In our everyday lives, we may use legal terminology to describe something that happened, like saying that a person got robbed, without necessarily knowing if that is the accurate term. In most cases, the common understanding of the word is fine: most people know what you mean when you say it. But in the legal system, these terms have very specific definitions. Learning what they mean can be useful if you or a loved one come into contact with the California criminal justice system.
Take robbery, for example. Many of us use the term to describe any type of theft. But under California law, robbery requires proof of five separate elements:
- The accused took property that was not his or her own;
- The property was in the possession of another person;
- The property was taken from the other person's immediate presence;
- The property was taken against that person's will;
- The accused used force or fear to take the property, or to prevent the person from resisting;
- When the accused used force or fear he or she intended to permanently deprive the owner of the property.
Based on this definition of robbery, most of what the average Californian would describe as being robbed does not qualify as a robbery under the law.
According to a criminal defense lawyer Orange County, CA, if a person’s house is broken into while they are not home, that is not robbery — it’s burglary (although a lot of people would say that their house was robbed!). By contrast, if a person was mugged, that crime would likely be charged as a robbery.

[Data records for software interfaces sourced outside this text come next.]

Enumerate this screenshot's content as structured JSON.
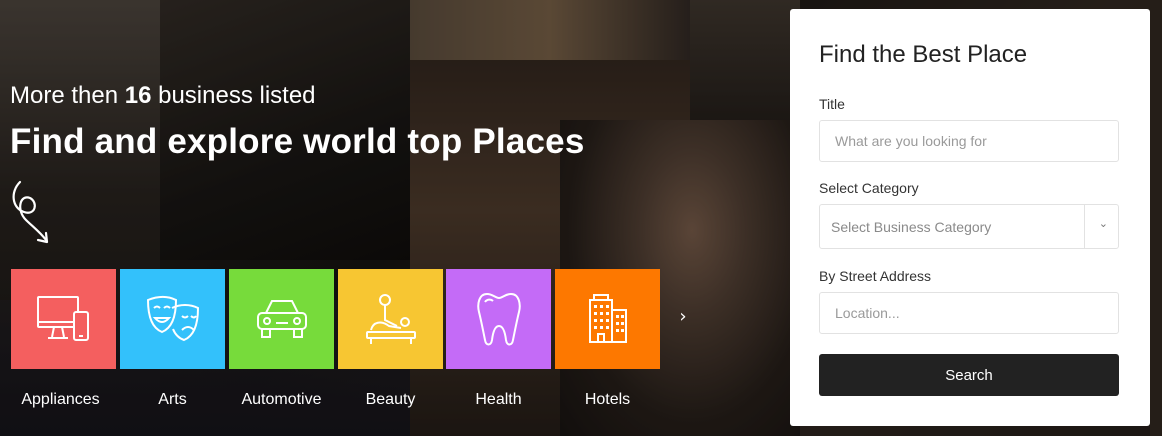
{
  "hero": {
    "subtitle_prefix": "More then",
    "subtitle_count": "16",
    "subtitle_suffix": "business listed",
    "title": "Find and explore world top Places"
  },
  "categories": [
    {
      "label": "Appliances",
      "icon": "monitor-icon",
      "color": "#f45f5f"
    },
    {
      "label": "Arts",
      "icon": "theater-masks-icon",
      "color": "#33c1fb"
    },
    {
      "label": "Automotive",
      "icon": "car-icon",
      "color": "#77db3b"
    },
    {
      "label": "Beauty",
      "icon": "massage-icon",
      "color": "#f7c632"
    },
    {
      "label": "Health",
      "icon": "tooth-icon",
      "color": "#c46bf7"
    },
    {
      "label": "Hotels",
      "icon": "building-icon",
      "color": "#fd7800"
    }
  ],
  "carousel_next": "›",
  "search": {
    "title": "Find the Best Place",
    "title_label": "Title",
    "title_placeholder": "What are you looking for",
    "category_label": "Select Category",
    "category_value": "Select Business Category",
    "address_label": "By Street Address",
    "address_placeholder": "Location...",
    "button_label": "Search"
  }
}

In California, there are two degrees of robbery. First-degree robbery is committed when the victim is the driver or passenger of a far-earning vehicle (such as a taxi); is robbed when located in a residence, inhabited vessel, trailer coach, or building; or using or just used an ATM machine. All other types of robberies are classified as second-degree robbery. The main difference between the two degrees of robbery is where the person was when they were robbed, and whether the robber had accomplices.
As a criminal defense lawyer Orange County, CA can explain, first-degree robbery is punishable by between three and six years in California state prison. However, if two or more people work together to commit first-degree robbery, the punishment increases to between three and nine years. Second-degree robbery is punishable by incarceration in state prison for between two and five years.

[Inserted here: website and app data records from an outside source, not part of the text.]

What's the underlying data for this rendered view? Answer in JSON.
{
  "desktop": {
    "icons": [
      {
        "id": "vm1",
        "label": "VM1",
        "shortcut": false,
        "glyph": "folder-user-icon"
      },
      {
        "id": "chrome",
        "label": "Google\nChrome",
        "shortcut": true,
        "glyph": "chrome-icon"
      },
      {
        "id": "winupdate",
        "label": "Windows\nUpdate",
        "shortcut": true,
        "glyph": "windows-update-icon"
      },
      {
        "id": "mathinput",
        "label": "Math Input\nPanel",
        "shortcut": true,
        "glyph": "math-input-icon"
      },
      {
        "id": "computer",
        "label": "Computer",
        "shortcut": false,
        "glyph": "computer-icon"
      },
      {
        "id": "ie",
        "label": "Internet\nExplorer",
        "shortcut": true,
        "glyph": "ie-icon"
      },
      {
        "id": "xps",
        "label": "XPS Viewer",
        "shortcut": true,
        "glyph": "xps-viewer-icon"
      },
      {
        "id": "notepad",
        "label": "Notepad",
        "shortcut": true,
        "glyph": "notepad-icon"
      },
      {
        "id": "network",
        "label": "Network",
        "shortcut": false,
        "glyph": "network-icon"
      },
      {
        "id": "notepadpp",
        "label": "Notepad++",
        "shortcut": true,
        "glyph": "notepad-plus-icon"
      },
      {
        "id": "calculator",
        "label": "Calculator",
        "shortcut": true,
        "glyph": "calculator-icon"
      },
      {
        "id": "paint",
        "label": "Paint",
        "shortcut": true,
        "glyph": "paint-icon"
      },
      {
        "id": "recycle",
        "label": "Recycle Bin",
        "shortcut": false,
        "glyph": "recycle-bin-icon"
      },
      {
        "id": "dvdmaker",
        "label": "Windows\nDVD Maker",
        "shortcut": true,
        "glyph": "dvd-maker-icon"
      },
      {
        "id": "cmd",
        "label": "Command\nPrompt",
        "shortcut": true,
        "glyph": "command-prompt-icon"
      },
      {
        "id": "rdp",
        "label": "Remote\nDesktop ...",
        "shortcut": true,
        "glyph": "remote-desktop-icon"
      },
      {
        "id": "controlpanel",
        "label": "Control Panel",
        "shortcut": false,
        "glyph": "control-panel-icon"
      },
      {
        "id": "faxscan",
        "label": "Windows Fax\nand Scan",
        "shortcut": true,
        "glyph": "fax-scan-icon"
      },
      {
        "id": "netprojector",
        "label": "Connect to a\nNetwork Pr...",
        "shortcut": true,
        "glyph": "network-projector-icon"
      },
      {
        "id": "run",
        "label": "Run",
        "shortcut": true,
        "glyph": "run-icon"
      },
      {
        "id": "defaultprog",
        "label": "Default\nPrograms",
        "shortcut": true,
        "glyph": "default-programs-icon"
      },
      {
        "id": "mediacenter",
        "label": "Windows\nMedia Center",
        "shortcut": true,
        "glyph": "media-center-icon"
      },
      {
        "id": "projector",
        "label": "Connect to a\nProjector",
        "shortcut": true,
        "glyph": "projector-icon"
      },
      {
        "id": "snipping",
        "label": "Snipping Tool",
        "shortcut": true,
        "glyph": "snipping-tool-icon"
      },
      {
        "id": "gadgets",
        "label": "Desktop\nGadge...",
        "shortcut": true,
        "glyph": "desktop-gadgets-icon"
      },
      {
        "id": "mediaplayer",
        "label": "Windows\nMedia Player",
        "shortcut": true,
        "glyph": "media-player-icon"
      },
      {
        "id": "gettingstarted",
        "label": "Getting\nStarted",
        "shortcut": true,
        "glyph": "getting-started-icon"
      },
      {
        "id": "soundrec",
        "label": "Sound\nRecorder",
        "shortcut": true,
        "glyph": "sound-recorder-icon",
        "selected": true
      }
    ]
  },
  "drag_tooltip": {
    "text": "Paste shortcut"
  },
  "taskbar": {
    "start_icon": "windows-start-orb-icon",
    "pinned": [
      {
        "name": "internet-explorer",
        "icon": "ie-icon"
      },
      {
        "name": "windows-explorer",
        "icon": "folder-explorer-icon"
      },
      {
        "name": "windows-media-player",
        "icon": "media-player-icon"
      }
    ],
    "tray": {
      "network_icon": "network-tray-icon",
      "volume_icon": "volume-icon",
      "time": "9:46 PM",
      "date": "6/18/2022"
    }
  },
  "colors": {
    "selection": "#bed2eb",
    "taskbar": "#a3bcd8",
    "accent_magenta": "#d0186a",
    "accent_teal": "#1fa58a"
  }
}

There are a number of potential defenses to a robbery charge. If a person was taking back their own property, then the first element of the robbery charge must fail, as he or she was taking their own property. Alternatively, there may be insufficient evidence to prove the charge, or the witness might have identified the wrong person as the perpetrator. In some cases, the police may have violated the rights of the defendant, such as by failing to read the Miranda warnings or by seizing property without a warrant. An experienced attorney may be able to have the charges reduced or even dismissed on this basis.
If you have been charged with robbery or another California crime, the Chambers Law Firm can help. We offer free initial consultations, where we will explain your rights and options. Contact us today at 855-397-0210 or firstname.lastname@example.org to schedule an appointment with a seasoned criminal defense lawyer Orange County, CA.